    Who is bombing whom in the Middle East?

    Robert Fisk untangles the countries and factions
    China's influence on fashion: At the top of the game both creatively and commercially

    China's influence on fashion

    At the top of the game both creatively and commercially
    Lord O’Donnell: Former cabinet secretary on the election and life away from the levers of power

    The man known as GOD has a reputation for getting the job done

    Lord O'Donnell's three principles of rule
    Rainbow shades: It's all bright on the night

    Rainbow shades

    It's all bright on the night
    'It was first time I had ever tasted chocolate. I kept a piece, and when Amsterdam was liberated, I gave it to the first Allied soldier I saw'

    Bread from heaven

    Dutch survivors thank RAF for World War II drop that saved millions
    Britain will be 'run for the wealthy and powerful' if Tories retain power - Labour

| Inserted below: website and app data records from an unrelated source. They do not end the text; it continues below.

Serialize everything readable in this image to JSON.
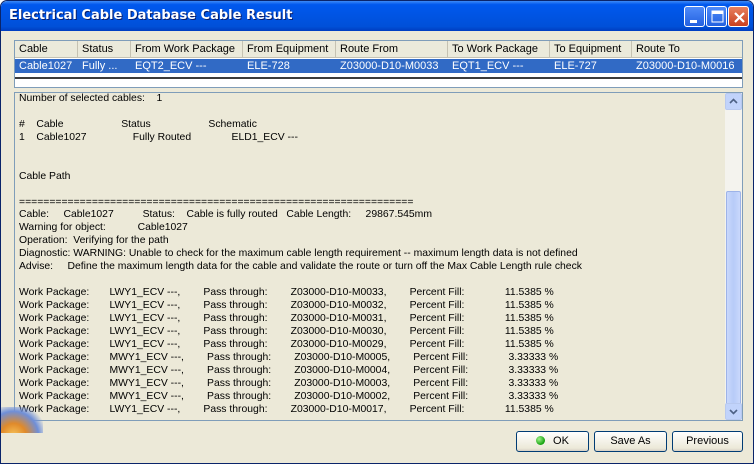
{
  "window": {
    "title": "Electrical Cable Database Cable Result"
  },
  "grid": {
    "columns": [
      "Cable",
      "Status",
      "From Work Package",
      "From Equipment",
      "Route From",
      "To Work Package",
      "To Equipment",
      "Route To"
    ],
    "rows": [
      [
        "Cable1027",
        "Fully ...",
        "EQT2_ECV ---",
        "ELE-728",
        "Z03000-D10-M0033",
        "EQT1_ECV ---",
        "ELE-727",
        "Z03000-D10-M0016"
      ]
    ]
  },
  "report": {
    "lines": [
      "Number of selected cables:    1",
      "",
      "#    Cable                    Status                    Schematic",
      "1    Cable1027                Fully Routed              ELD1_ECV ---",
      "",
      "",
      "Cable Path",
      "",
      "=================================================================",
      "Cable:     Cable1027          Status:    Cable is fully routed   Cable Length:     29867.545mm",
      "Warning for object:           Cable1027",
      "Operation:  Verifying for the path",
      "Diagnostic: WARNING: Unable to check for the maximum cable length requirement -- maximum length data is not defined",
      "Advise:     Define the maximum length data for the cable and validate the route or turn off the Max Cable Length rule check",
      "",
      "Work Package:       LWY1_ECV ---,        Pass through:        Z03000-D10-M0033,        Percent Fill:              11.5385 %",
      "Work Package:       LWY1_ECV ---,        Pass through:        Z03000-D10-M0032,        Percent Fill:              11.5385 %",
      "Work Package:       LWY1_ECV ---,        Pass through:        Z03000-D10-M0031,        Percent Fill:              11.5385 %",
      "Work Package:       LWY1_ECV ---,        Pass through:        Z03000-D10-M0030,        Percent Fill:              11.5385 %",
      "Work Package:       LWY1_ECV ---,        Pass through:        Z03000-D10-M0029,        Percent Fill:              11.5385 %",
      "Work Package:       MWY1_ECV ---,        Pass through:        Z03000-D10-M0005,        Percent Fill:              3.33333 %",
      "Work Package:       MWY1_ECV ---,        Pass through:        Z03000-D10-M0004,        Percent Fill:              3.33333 %",
      "Work Package:       MWY1_ECV ---,        Pass through:        Z03000-D10-M0003,        Percent Fill:              3.33333 %",
      "Work Package:       MWY1_ECV ---,        Pass through:        Z03000-D10-M0002,        Percent Fill:              3.33333 %",
      "Work Package:       LWY1_ECV ---,        Pass through:        Z03000-D10-M0017,        Percent Fill:              11.5385 %"
    ]
  },
  "buttons": {
    "ok": "OK",
    "save_as": "Save As",
    "previous": "Previous"
  },
  "icons": {
    "ok": "green-dot-icon",
    "minimize": "minimize-icon",
    "maximize": "maximize-icon",
    "close": "close-icon"
  }
}
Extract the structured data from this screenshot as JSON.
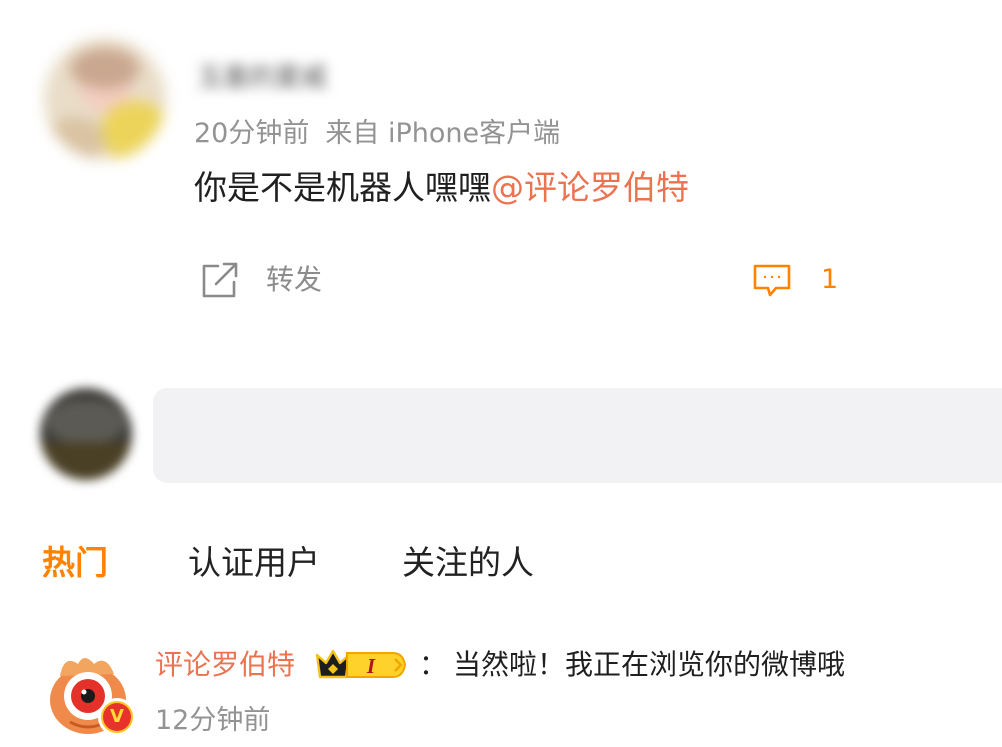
{
  "post": {
    "username": "玉墨的夏威",
    "time": "20分钟前",
    "source": "来自 iPhone客户端",
    "content_text": "你是不是机器人嘿嘿",
    "mention": "@评论罗伯特",
    "repost_label": "转发",
    "comment_count": "1",
    "icons": {
      "repost": "share-arrow-icon",
      "comment": "comment-bubble-icon"
    }
  },
  "comment_box": {
    "placeholder": ""
  },
  "tabs": [
    {
      "label": "热门",
      "active": true
    },
    {
      "label": "认证用户",
      "active": false
    },
    {
      "label": "关注的人",
      "active": false
    }
  ],
  "reply": {
    "author": "评论罗伯特",
    "separator": "：",
    "text": "当然啦！我正在浏览你的微博哦",
    "time": "12分钟前",
    "verified_badge": "V",
    "member_badge": {
      "icon": "crown-icon",
      "level": "I"
    }
  },
  "colors": {
    "accent_orange": "#ff8200",
    "mention_orange": "#eb7350",
    "meta_gray": "#939393",
    "input_bg": "#f2f2f4",
    "badge_yellow": "#ffc71f",
    "badge_red": "#e8332c"
  }
}
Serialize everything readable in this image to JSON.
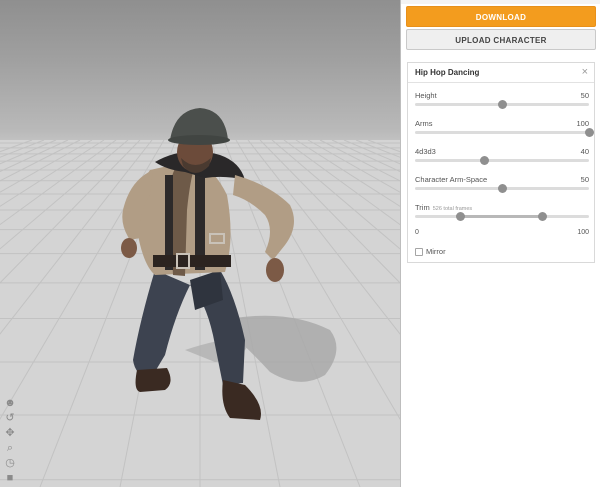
{
  "buttons": {
    "download": "DOWNLOAD",
    "upload": "UPLOAD CHARACTER"
  },
  "animation_panel": {
    "title": "Hip Hop Dancing",
    "close_icon": "×",
    "sliders": [
      {
        "label": "Height",
        "value": "50",
        "fraction": 0.5
      },
      {
        "label": "Arms",
        "value": "100",
        "fraction": 1.0
      },
      {
        "label": "4d3d3",
        "value": "40",
        "fraction": 0.4
      },
      {
        "label": "Character Arm-Space",
        "value": "50",
        "fraction": 0.5
      }
    ],
    "trim": {
      "label": "Trim",
      "frames": "526 total frames",
      "min": "0",
      "max": "100",
      "start_fraction": 0.26,
      "end_fraction": 0.73
    },
    "mirror_label": "Mirror",
    "mirror_checked": false
  },
  "viewport_tools": [
    {
      "name": "character-icon",
      "glyph": "☻"
    },
    {
      "name": "undo-icon",
      "glyph": "↺"
    },
    {
      "name": "pan-icon",
      "glyph": "✥"
    },
    {
      "name": "zoom-icon",
      "glyph": "⌕"
    },
    {
      "name": "reset-icon",
      "glyph": "◷"
    },
    {
      "name": "camera-icon",
      "glyph": "■"
    }
  ],
  "colors": {
    "accent": "#f39c1e",
    "floor": "#d4d4d4",
    "background": "#9a9a9a"
  }
}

    How 'the Axe' helped Labour

    UK will be 'run for the wealthy and powerful' if Tories retain power
    Rare and exclusive video shows the horrific price paid by activists for challenging the rule of jihadist extremists in Syria

    The price to be paid for challenging the rule of extremists

    A revolution now 'consuming its own children'
    Welcome to the world of Megagames

    Welcome to the world of Megagames

    300 players take part in Watch the Skies! board game in London
    'Nymphomaniac' actress reveals what it was really like to star in one of the most explicit films ever

    Charlotte Gainsbourg on 'Nymphomaniac'

    Starring in one of the most explicit films ever
    Robert Fisk in Abu Dhabi: The Emirates' out-of-sight migrant workers helping to build the dream projects of its rulers

    Robert Fisk in Abu Dhabi

    The Emirates' out-of-sight migrant workers helping to build the dream projects of its rulers
    Vince Cable interview: Charging fees for employment tribunals was 'a very bad move'

    Vince Cable exclusive interview

    Charging fees for employment tribunals was 'a very bad move'
    Iwan Rheon interview: Game of Thrones star returns to his Welsh roots to record debut album

    Iwan Rheon is returning to his Welsh roots

    Rheon is best known for his role as the Bastard of Bolton. It's gruelling playing a sadistic torturer, he tells Craig McLean, but it hasn't stopped him recording an album of Welsh psychedelia
    Morne Hardenberg interview: Cameraman for BBC's upcoming show Shark on filming the ocean's most dangerous predator

    It's time for my close-up

    Meet the man who films great whites for a living
    Increasing numbers of homeless people in America keep their mobile phones on the streets

    Homeless people keep mobile phones

    A homeless person with a smartphone is a common sight in the US. And that's creating a network where the 'hobo' community can share information - and fight stigma - like never before